More To Master
There's No Way Around It: Going Agile Requires New Skills
|Voices|||||THE AGILE PROJECT MANAGER|
By Jesse Fewell, CST, PMI-ACP, PMP, contributing editor
In the race to go agile, project leaders are discovering a hard truth: What got you here won't get you there. The problem is that you can't just stretch plan-driven delivery skills in an agile environment—you need to master new ones. Here are the three must-have skills demanded by agile approaches.
The easiest way to deliver faster is by delivering less. Want that project in half the time? Cut half the scope. It's simple—and really hard. Complex products involve dependencies and customizations. Where to begin?
The technique is called “story slicing.” Begin with the ideal user experience to deliver a minimum viable product (MVP), and worry about exception cases later. Support a single vendor first, and then add more.
Scope slicing can be overwhelming. Your sponsor might struggle to define a “minimum viable product.” Your team might protest building a prototype because of the associated rework with building out the full product later.
But the approach is here to stay. Whether it's software projects building a series of “full stack” deliverables or marketing projects featuring “micro campaigns,” the point is to get an incremental glimpse of the final product.
If negotiation is an important project management skill, it becomes mission critical in an agile environment. Everything is a trade-off. For example, a customer might want to accelerate the schedule, but then complain about part of the scope being unable to make the new deadline.

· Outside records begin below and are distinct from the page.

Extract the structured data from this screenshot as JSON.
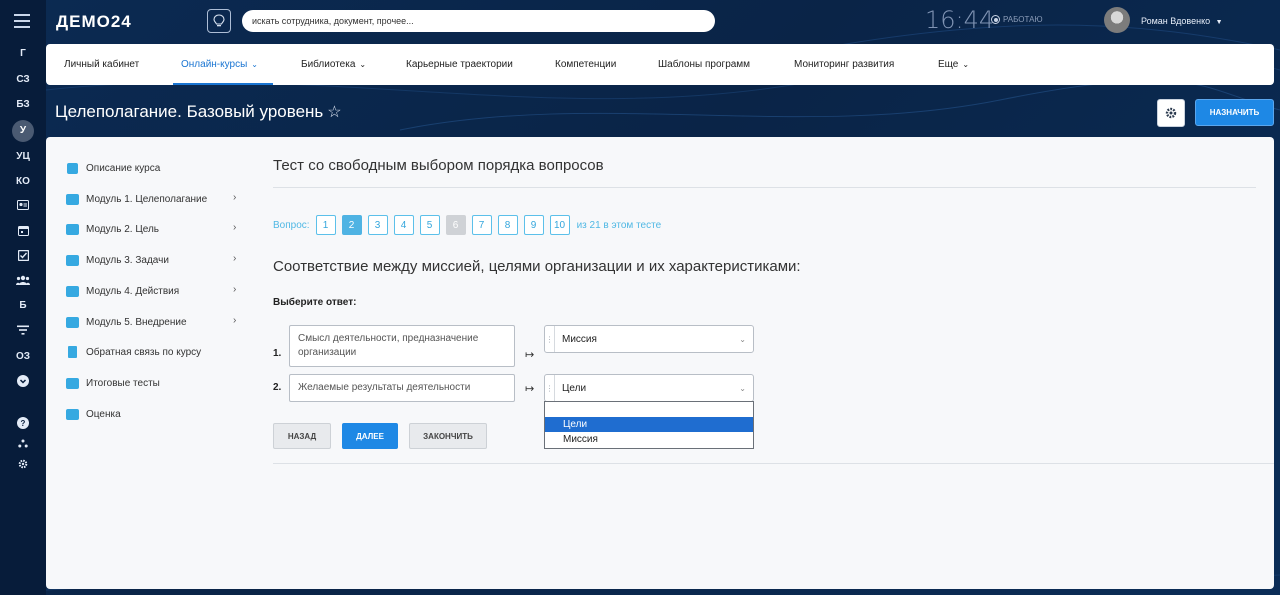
{
  "app": {
    "logo": "ДЕМО24",
    "search_placeholder": "искать сотрудника, документ, прочее...",
    "clock": "16:44",
    "status": "РАБОТАЮ",
    "user_name": "Роман Вдовенко",
    "colors": {
      "accent": "#1e88e5",
      "rail": "#071c3a",
      "link": "#1a75d2"
    }
  },
  "rail": {
    "items": [
      "Г",
      "СЗ",
      "БЗ",
      "У",
      "УЦ",
      "КО"
    ],
    "items2": [
      "Б"
    ],
    "items3": [
      "ОЗ"
    ],
    "icons": [
      "id-card-icon",
      "calendar-icon",
      "checkbox-icon",
      "people-icon",
      "filter-icon",
      "chevron-circle-icon",
      "help-icon",
      "network-icon",
      "settings-icon"
    ]
  },
  "nav": {
    "tabs": [
      {
        "label": "Личный кабинет"
      },
      {
        "label": "Онлайн-курсы",
        "chevron": "⌄"
      },
      {
        "label": "Библиотека",
        "chevron": "⌄"
      },
      {
        "label": "Карьерные траектории"
      },
      {
        "label": "Компетенции"
      },
      {
        "label": "Шаблоны программ"
      },
      {
        "label": "Мониторинг развития"
      },
      {
        "label": "Еще",
        "chevron": "⌄"
      }
    ]
  },
  "page": {
    "title": "Целеполагание. Базовый уровень",
    "star": "☆",
    "assign_label": "НАЗНАЧИТЬ"
  },
  "sidebar": {
    "items": [
      {
        "label": "Описание курса"
      },
      {
        "label": "Модуль 1. Целеполагание",
        "chevron": "›"
      },
      {
        "label": "Модуль 2. Цель",
        "chevron": "›"
      },
      {
        "label": "Модуль 3. Задачи",
        "chevron": "›"
      },
      {
        "label": "Модуль 4. Действия",
        "chevron": "›"
      },
      {
        "label": "Модуль 5. Внедрение",
        "chevron": "›"
      },
      {
        "label": "Обратная связь по курсу"
      },
      {
        "label": "Итоговые тесты"
      },
      {
        "label": "Оценка"
      }
    ]
  },
  "test": {
    "title": "Тест со свободным выбором порядка вопросов",
    "question_label": "Вопрос:",
    "question_numbers": [
      "1",
      "2",
      "3",
      "4",
      "5",
      "6",
      "7",
      "8",
      "9",
      "10"
    ],
    "current_question": "2",
    "disabled_question": "6",
    "total_text": "из 21 в этом тесте",
    "question_text": "Соответствие между миссией, целями организации и их характеристиками:",
    "choose_label": "Выберите ответ:",
    "pairs": [
      {
        "num": "1.",
        "source": "Смысл деятельности, предназначение организации",
        "arrow": "↦",
        "selected": "Миссия"
      },
      {
        "num": "2.",
        "source": "Желаемые результаты деятельности",
        "arrow": "↦",
        "selected": "Цели"
      }
    ],
    "dropdown_options": [
      "",
      "Цели",
      "Миссия"
    ],
    "dropdown_highlighted": "Цели",
    "buttons": {
      "back": "НАЗАД",
      "next": "ДАЛЕЕ",
      "finish": "ЗАКОНЧИТЬ"
    }
  }
}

Such common project tensions are even more palpable in high-change, high-demand environments. But an array of agile techniques exists to help project managers negotiate. Good arguments should involve quantitative elements (e.g., dot-voting, burn-up charts, cycle times) and qualitative elements (e.g., vision, MVP). Taking the time to add to your negotiating toolkit will help overcome awkward moments.

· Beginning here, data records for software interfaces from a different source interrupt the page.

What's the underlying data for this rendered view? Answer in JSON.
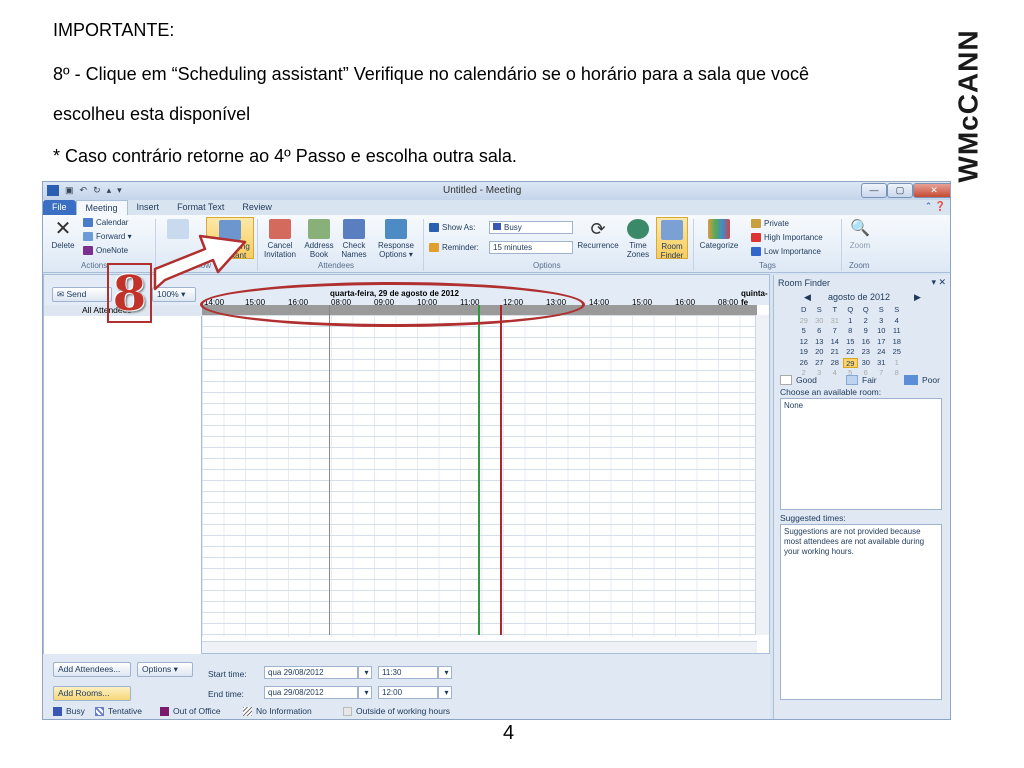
{
  "slide": {
    "heading": "IMPORTANTE:",
    "line1": "8º - Clique em “Scheduling assistant” Verifique no calendário se o horário para a sala que você",
    "line2": "escolheu esta disponível",
    "line3": "* Caso contrário retorne ao 4º Passo e escolha outra sala.",
    "logo": "WMcCANN",
    "page_number": "4",
    "step_badge": "8"
  },
  "window": {
    "title": "Untitled - Meeting",
    "min": "—",
    "max": "▢",
    "close": "✕"
  },
  "tabs": [
    "File",
    "Meeting",
    "Insert",
    "Format Text",
    "Review"
  ],
  "ribbon": {
    "delete": "Delete",
    "calendar": "Calendar",
    "forward": "Forward ▾",
    "onenote": "OneNote",
    "actions": "Actions",
    "show": "Show",
    "scheduling": "Scheduling Assistant",
    "cancel": "Cancel Invitation",
    "address": "Address Book",
    "check": "Check Names",
    "response": "Response Options ▾",
    "attendees": "Attendees",
    "show_as_label": "Show As:",
    "show_as_value": "Busy",
    "reminder_label": "Reminder:",
    "reminder_value": "15 minutes",
    "recurrence": "Recurrence",
    "time_zones": "Time Zones",
    "room_finder": "Room Finder",
    "options": "Options",
    "categorize": "Categorize",
    "private": "Private",
    "high": "High Importance",
    "low": "Low Importance",
    "tags": "Tags",
    "zoom": "Zoom",
    "zoom_group": "Zoom"
  },
  "scheduler": {
    "send": "Send",
    "zoom_value": "100%",
    "day1": "quarta-feira, 29 de agosto de 2012",
    "day2": "quinta-fe",
    "hours": [
      "14:00",
      "15:00",
      "16:00",
      "08:00",
      "09:00",
      "10:00",
      "11:00",
      "12:00",
      "13:00",
      "14:00",
      "15:00",
      "16:00",
      "08:00"
    ],
    "all_attendees": "All Attendees",
    "add_attendees": "Add Attendees...",
    "options_btn": "Options ▾",
    "add_rooms": "Add Rooms...",
    "start_label": "Start time:",
    "start_date": "qua 29/08/2012",
    "start_time": "11:30",
    "end_label": "End time:",
    "end_date": "qua 29/08/2012",
    "end_time": "12:00"
  },
  "legend": {
    "busy": "Busy",
    "tentative": "Tentative",
    "ooo": "Out of Office",
    "noinfo": "No Information",
    "outside": "Outside of working hours"
  },
  "room_finder": {
    "title": "Room Finder",
    "month": "agosto de 2012",
    "weekdays": [
      "D",
      "S",
      "T",
      "Q",
      "Q",
      "S",
      "S"
    ],
    "weeks": [
      [
        "29",
        "30",
        "31",
        "1",
        "2",
        "3",
        "4"
      ],
      [
        "5",
        "6",
        "7",
        "8",
        "9",
        "10",
        "11"
      ],
      [
        "12",
        "13",
        "14",
        "15",
        "16",
        "17",
        "18"
      ],
      [
        "19",
        "20",
        "21",
        "22",
        "23",
        "24",
        "25"
      ],
      [
        "26",
        "27",
        "28",
        "29",
        "30",
        "31",
        "1"
      ],
      [
        "2",
        "3",
        "4",
        "5",
        "6",
        "7",
        "8"
      ]
    ],
    "good": "Good",
    "fair": "Fair",
    "poor": "Poor",
    "choose": "Choose an available room:",
    "room_value": "None",
    "suggested": "Suggested times:",
    "suggest_text": "Suggestions are not provided because most attendees are not available during your working hours."
  },
  "colors": {
    "busy": "#3b57b5",
    "ooo": "#7b1a6e",
    "accent": "#3a6fc4",
    "annotation": "#b03030"
  }
}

Agile is messy. One executive told me that she warns sponsors agile projects will be scary at first. “You'll get to see all our mistakes as we figure out how best to deliver. But if you have the stomach for it, then we'll be able to get you a better product sooner.”

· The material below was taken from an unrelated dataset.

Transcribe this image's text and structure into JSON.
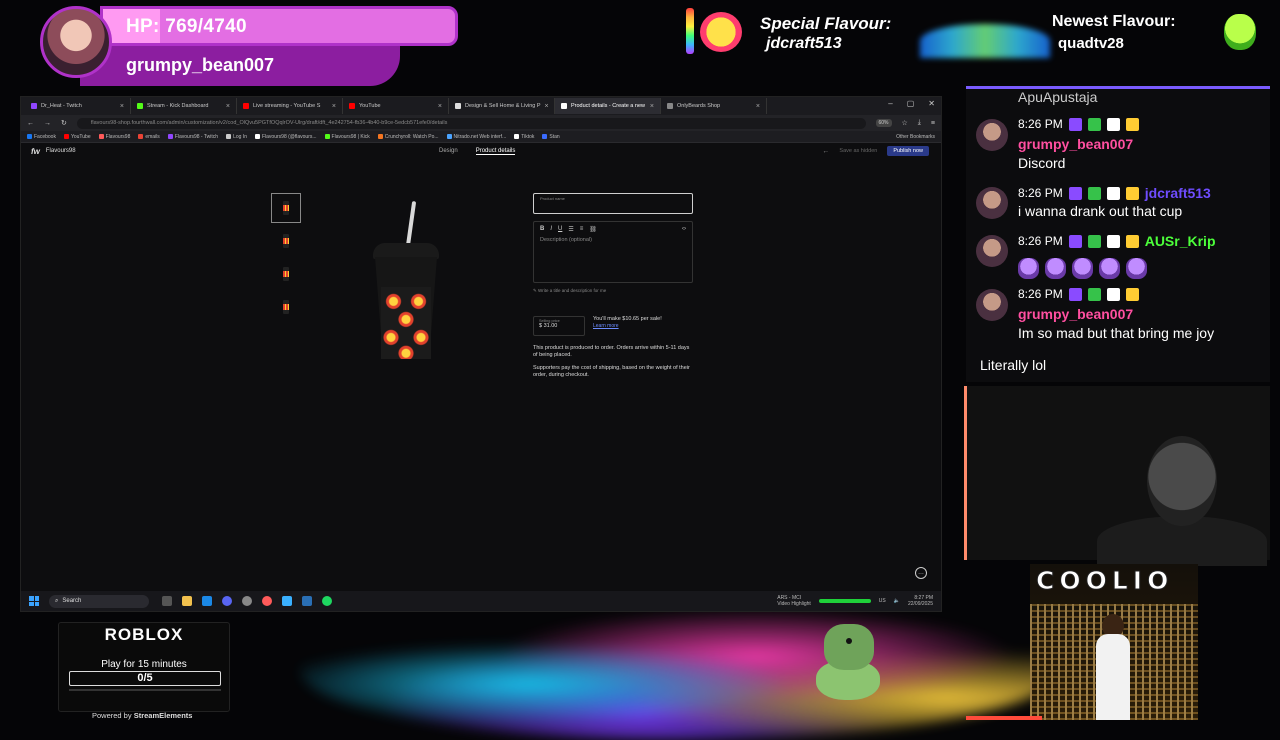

The agile project manager must learn how to present mistakes in the positive lights of learning, progress and risk reduction. As author Eric Ries has written, the agile-minded leader “eats failure for breakfast.” That might not sound appetizing to someone new to agile, but it's the truth. PM
|Jesse Fewell, CST, PMI-ACP, PMP, has served on the core team of the Agile Practice Guide and the Steering Committee for the PMI-ACP® certification. He can be reached at firstname.lastname@example.org.|